(The problem) For the data below, report how many lines contain the string "Strait" and write nothing more.

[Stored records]
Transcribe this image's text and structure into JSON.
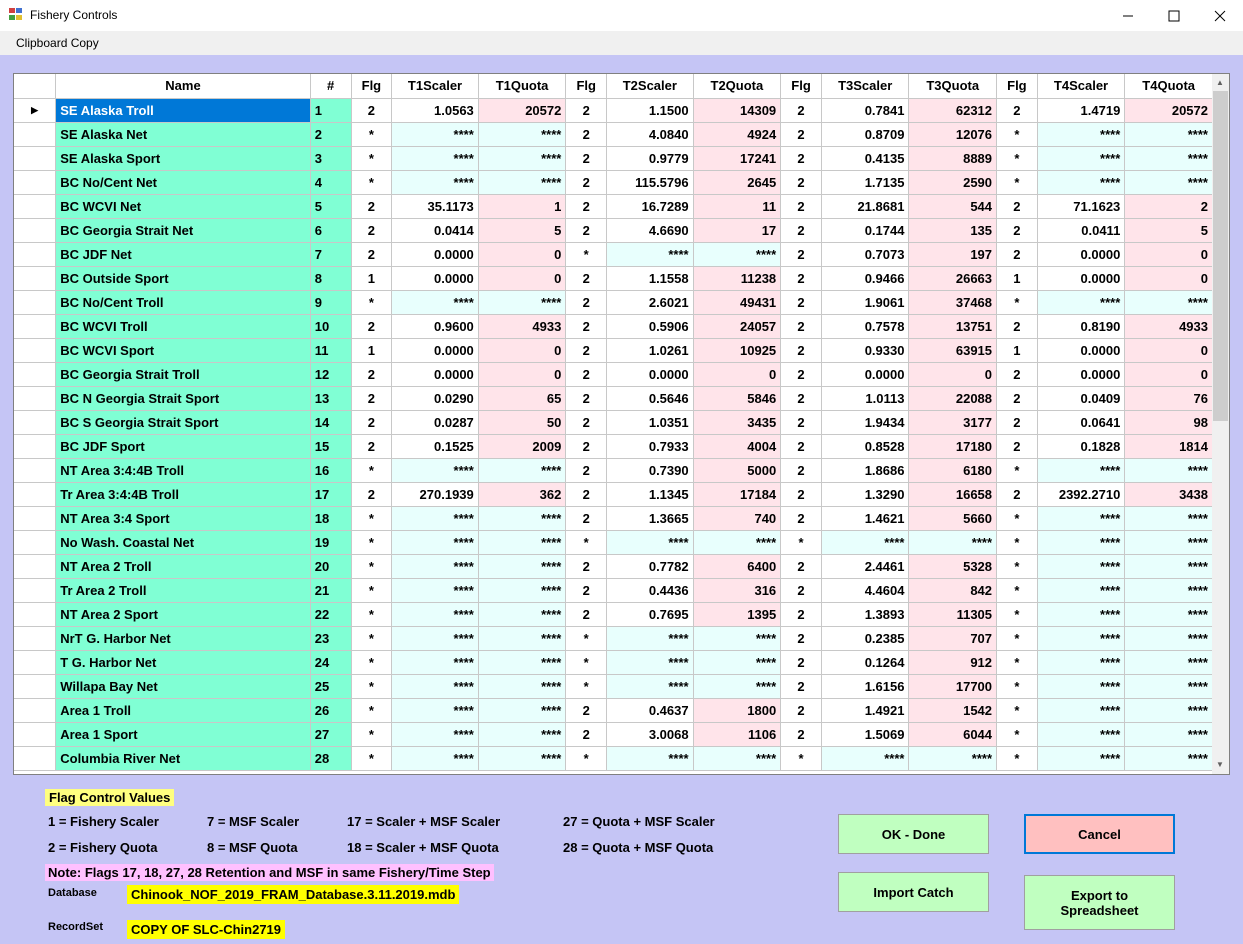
{
  "window": {
    "title": "Fishery Controls"
  },
  "menu": {
    "clipboard_copy": "Clipboard Copy"
  },
  "grid": {
    "columns": [
      "Name",
      "#",
      "Flg",
      "T1Scaler",
      "T1Quota",
      "Flg",
      "T2Scaler",
      "T2Quota",
      "Flg",
      "T3Scaler",
      "T3Quota",
      "Flg",
      "T4Scaler",
      "T4Quota"
    ],
    "selected_row_marker": "▶",
    "rows": [
      {
        "name": "SE Alaska Troll",
        "num": "1",
        "f1": "2",
        "s1": "1.0563",
        "q1": "20572",
        "f2": "2",
        "s2": "1.1500",
        "q2": "14309",
        "f3": "2",
        "s3": "0.7841",
        "q3": "62312",
        "f4": "2",
        "s4": "1.4719",
        "q4": "20572"
      },
      {
        "name": "SE Alaska Net",
        "num": "2",
        "f1": "*",
        "s1": "****",
        "q1": "****",
        "f2": "2",
        "s2": "4.0840",
        "q2": "4924",
        "f3": "2",
        "s3": "0.8709",
        "q3": "12076",
        "f4": "*",
        "s4": "****",
        "q4": "****"
      },
      {
        "name": "SE Alaska Sport",
        "num": "3",
        "f1": "*",
        "s1": "****",
        "q1": "****",
        "f2": "2",
        "s2": "0.9779",
        "q2": "17241",
        "f3": "2",
        "s3": "0.4135",
        "q3": "8889",
        "f4": "*",
        "s4": "****",
        "q4": "****"
      },
      {
        "name": "BC No/Cent Net",
        "num": "4",
        "f1": "*",
        "s1": "****",
        "q1": "****",
        "f2": "2",
        "s2": "115.5796",
        "q2": "2645",
        "f3": "2",
        "s3": "1.7135",
        "q3": "2590",
        "f4": "*",
        "s4": "****",
        "q4": "****"
      },
      {
        "name": "BC WCVI Net",
        "num": "5",
        "f1": "2",
        "s1": "35.1173",
        "q1": "1",
        "f2": "2",
        "s2": "16.7289",
        "q2": "11",
        "f3": "2",
        "s3": "21.8681",
        "q3": "544",
        "f4": "2",
        "s4": "71.1623",
        "q4": "2"
      },
      {
        "name": "BC Georgia Strait Net",
        "num": "6",
        "f1": "2",
        "s1": "0.0414",
        "q1": "5",
        "f2": "2",
        "s2": "4.6690",
        "q2": "17",
        "f3": "2",
        "s3": "0.1744",
        "q3": "135",
        "f4": "2",
        "s4": "0.0411",
        "q4": "5"
      },
      {
        "name": "BC JDF Net",
        "num": "7",
        "f1": "2",
        "s1": "0.0000",
        "q1": "0",
        "f2": "*",
        "s2": "****",
        "q2": "****",
        "f3": "2",
        "s3": "0.7073",
        "q3": "197",
        "f4": "2",
        "s4": "0.0000",
        "q4": "0"
      },
      {
        "name": "BC Outside Sport",
        "num": "8",
        "f1": "1",
        "s1": "0.0000",
        "q1": "0",
        "f2": "2",
        "s2": "1.1558",
        "q2": "11238",
        "f3": "2",
        "s3": "0.9466",
        "q3": "26663",
        "f4": "1",
        "s4": "0.0000",
        "q4": "0"
      },
      {
        "name": "BC No/Cent Troll",
        "num": "9",
        "f1": "*",
        "s1": "****",
        "q1": "****",
        "f2": "2",
        "s2": "2.6021",
        "q2": "49431",
        "f3": "2",
        "s3": "1.9061",
        "q3": "37468",
        "f4": "*",
        "s4": "****",
        "q4": "****"
      },
      {
        "name": "BC WCVI Troll",
        "num": "10",
        "f1": "2",
        "s1": "0.9600",
        "q1": "4933",
        "f2": "2",
        "s2": "0.5906",
        "q2": "24057",
        "f3": "2",
        "s3": "0.7578",
        "q3": "13751",
        "f4": "2",
        "s4": "0.8190",
        "q4": "4933"
      },
      {
        "name": "BC WCVI Sport",
        "num": "11",
        "f1": "1",
        "s1": "0.0000",
        "q1": "0",
        "f2": "2",
        "s2": "1.0261",
        "q2": "10925",
        "f3": "2",
        "s3": "0.9330",
        "q3": "63915",
        "f4": "1",
        "s4": "0.0000",
        "q4": "0"
      },
      {
        "name": "BC Georgia Strait Troll",
        "num": "12",
        "f1": "2",
        "s1": "0.0000",
        "q1": "0",
        "f2": "2",
        "s2": "0.0000",
        "q2": "0",
        "f3": "2",
        "s3": "0.0000",
        "q3": "0",
        "f4": "2",
        "s4": "0.0000",
        "q4": "0"
      },
      {
        "name": "BC N Georgia Strait Sport",
        "num": "13",
        "f1": "2",
        "s1": "0.0290",
        "q1": "65",
        "f2": "2",
        "s2": "0.5646",
        "q2": "5846",
        "f3": "2",
        "s3": "1.0113",
        "q3": "22088",
        "f4": "2",
        "s4": "0.0409",
        "q4": "76"
      },
      {
        "name": "BC S Georgia Strait Sport",
        "num": "14",
        "f1": "2",
        "s1": "0.0287",
        "q1": "50",
        "f2": "2",
        "s2": "1.0351",
        "q2": "3435",
        "f3": "2",
        "s3": "1.9434",
        "q3": "3177",
        "f4": "2",
        "s4": "0.0641",
        "q4": "98"
      },
      {
        "name": "BC JDF Sport",
        "num": "15",
        "f1": "2",
        "s1": "0.1525",
        "q1": "2009",
        "f2": "2",
        "s2": "0.7933",
        "q2": "4004",
        "f3": "2",
        "s3": "0.8528",
        "q3": "17180",
        "f4": "2",
        "s4": "0.1828",
        "q4": "1814"
      },
      {
        "name": "NT Area 3:4:4B Troll",
        "num": "16",
        "f1": "*",
        "s1": "****",
        "q1": "****",
        "f2": "2",
        "s2": "0.7390",
        "q2": "5000",
        "f3": "2",
        "s3": "1.8686",
        "q3": "6180",
        "f4": "*",
        "s4": "****",
        "q4": "****"
      },
      {
        "name": "Tr Area 3:4:4B Troll",
        "num": "17",
        "f1": "2",
        "s1": "270.1939",
        "q1": "362",
        "f2": "2",
        "s2": "1.1345",
        "q2": "17184",
        "f3": "2",
        "s3": "1.3290",
        "q3": "16658",
        "f4": "2",
        "s4": "2392.2710",
        "q4": "3438"
      },
      {
        "name": "NT Area 3:4 Sport",
        "num": "18",
        "f1": "*",
        "s1": "****",
        "q1": "****",
        "f2": "2",
        "s2": "1.3665",
        "q2": "740",
        "f3": "2",
        "s3": "1.4621",
        "q3": "5660",
        "f4": "*",
        "s4": "****",
        "q4": "****"
      },
      {
        "name": "No Wash. Coastal Net",
        "num": "19",
        "f1": "*",
        "s1": "****",
        "q1": "****",
        "f2": "*",
        "s2": "****",
        "q2": "****",
        "f3": "*",
        "s3": "****",
        "q3": "****",
        "f4": "*",
        "s4": "****",
        "q4": "****"
      },
      {
        "name": "NT Area 2 Troll",
        "num": "20",
        "f1": "*",
        "s1": "****",
        "q1": "****",
        "f2": "2",
        "s2": "0.7782",
        "q2": "6400",
        "f3": "2",
        "s3": "2.4461",
        "q3": "5328",
        "f4": "*",
        "s4": "****",
        "q4": "****"
      },
      {
        "name": "Tr Area 2 Troll",
        "num": "21",
        "f1": "*",
        "s1": "****",
        "q1": "****",
        "f2": "2",
        "s2": "0.4436",
        "q2": "316",
        "f3": "2",
        "s3": "4.4604",
        "q3": "842",
        "f4": "*",
        "s4": "****",
        "q4": "****"
      },
      {
        "name": "NT Area 2 Sport",
        "num": "22",
        "f1": "*",
        "s1": "****",
        "q1": "****",
        "f2": "2",
        "s2": "0.7695",
        "q2": "1395",
        "f3": "2",
        "s3": "1.3893",
        "q3": "11305",
        "f4": "*",
        "s4": "****",
        "q4": "****"
      },
      {
        "name": "NrT G. Harbor Net",
        "num": "23",
        "f1": "*",
        "s1": "****",
        "q1": "****",
        "f2": "*",
        "s2": "****",
        "q2": "****",
        "f3": "2",
        "s3": "0.2385",
        "q3": "707",
        "f4": "*",
        "s4": "****",
        "q4": "****"
      },
      {
        "name": "T G. Harbor Net",
        "num": "24",
        "f1": "*",
        "s1": "****",
        "q1": "****",
        "f2": "*",
        "s2": "****",
        "q2": "****",
        "f3": "2",
        "s3": "0.1264",
        "q3": "912",
        "f4": "*",
        "s4": "****",
        "q4": "****"
      },
      {
        "name": "Willapa Bay Net",
        "num": "25",
        "f1": "*",
        "s1": "****",
        "q1": "****",
        "f2": "*",
        "s2": "****",
        "q2": "****",
        "f3": "2",
        "s3": "1.6156",
        "q3": "17700",
        "f4": "*",
        "s4": "****",
        "q4": "****"
      },
      {
        "name": "Area 1 Troll",
        "num": "26",
        "f1": "*",
        "s1": "****",
        "q1": "****",
        "f2": "2",
        "s2": "0.4637",
        "q2": "1800",
        "f3": "2",
        "s3": "1.4921",
        "q3": "1542",
        "f4": "*",
        "s4": "****",
        "q4": "****"
      },
      {
        "name": "Area 1 Sport",
        "num": "27",
        "f1": "*",
        "s1": "****",
        "q1": "****",
        "f2": "2",
        "s2": "3.0068",
        "q2": "1106",
        "f3": "2",
        "s3": "1.5069",
        "q3": "6044",
        "f4": "*",
        "s4": "****",
        "q4": "****"
      },
      {
        "name": "Columbia River Net",
        "num": "28",
        "f1": "*",
        "s1": "****",
        "q1": "****",
        "f2": "*",
        "s2": "****",
        "q2": "****",
        "f3": "*",
        "s3": "****",
        "q3": "****",
        "f4": "*",
        "s4": "****",
        "q4": "****"
      }
    ]
  },
  "legend": {
    "title": "Flag Control Values",
    "items": [
      "1 = Fishery Scaler",
      "7 = MSF Scaler",
      "17 = Scaler + MSF Scaler",
      "27 = Quota + MSF Scaler",
      "2 = Fishery Quota",
      "8 = MSF Quota",
      "18 = Scaler + MSF Quota",
      "28 = Quota + MSF Quota"
    ],
    "note": "Note: Flags 17, 18, 27, 28 Retention and MSF in same Fishery/Time Step"
  },
  "database": {
    "label": "Database",
    "value": "Chinook_NOF_2019_FRAM_Database.3.11.2019.mdb"
  },
  "recordset": {
    "label": "RecordSet",
    "value": "COPY OF SLC-Chin2719"
  },
  "buttons": {
    "ok": "OK - Done",
    "cancel": "Cancel",
    "import": "Import Catch",
    "export": "Export to Spreadsheet"
  },
  "colors": {
    "form_bg": "#c5c5f5",
    "name_col": "#80ffd4",
    "selected": "#0078d7",
    "quota_active": "#ffe4ea",
    "inactive": "#e8fffd",
    "legend_yellow": "#ffff80",
    "note_pink": "#ffc0ff",
    "btn_green": "#c0ffc0",
    "btn_red": "#ffc0c0"
  },
  "icons": {
    "app": "app-grid-icon",
    "minimize": "minimize-icon",
    "maximize": "maximize-icon",
    "close": "close-icon"
  }
}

(Task answer) 4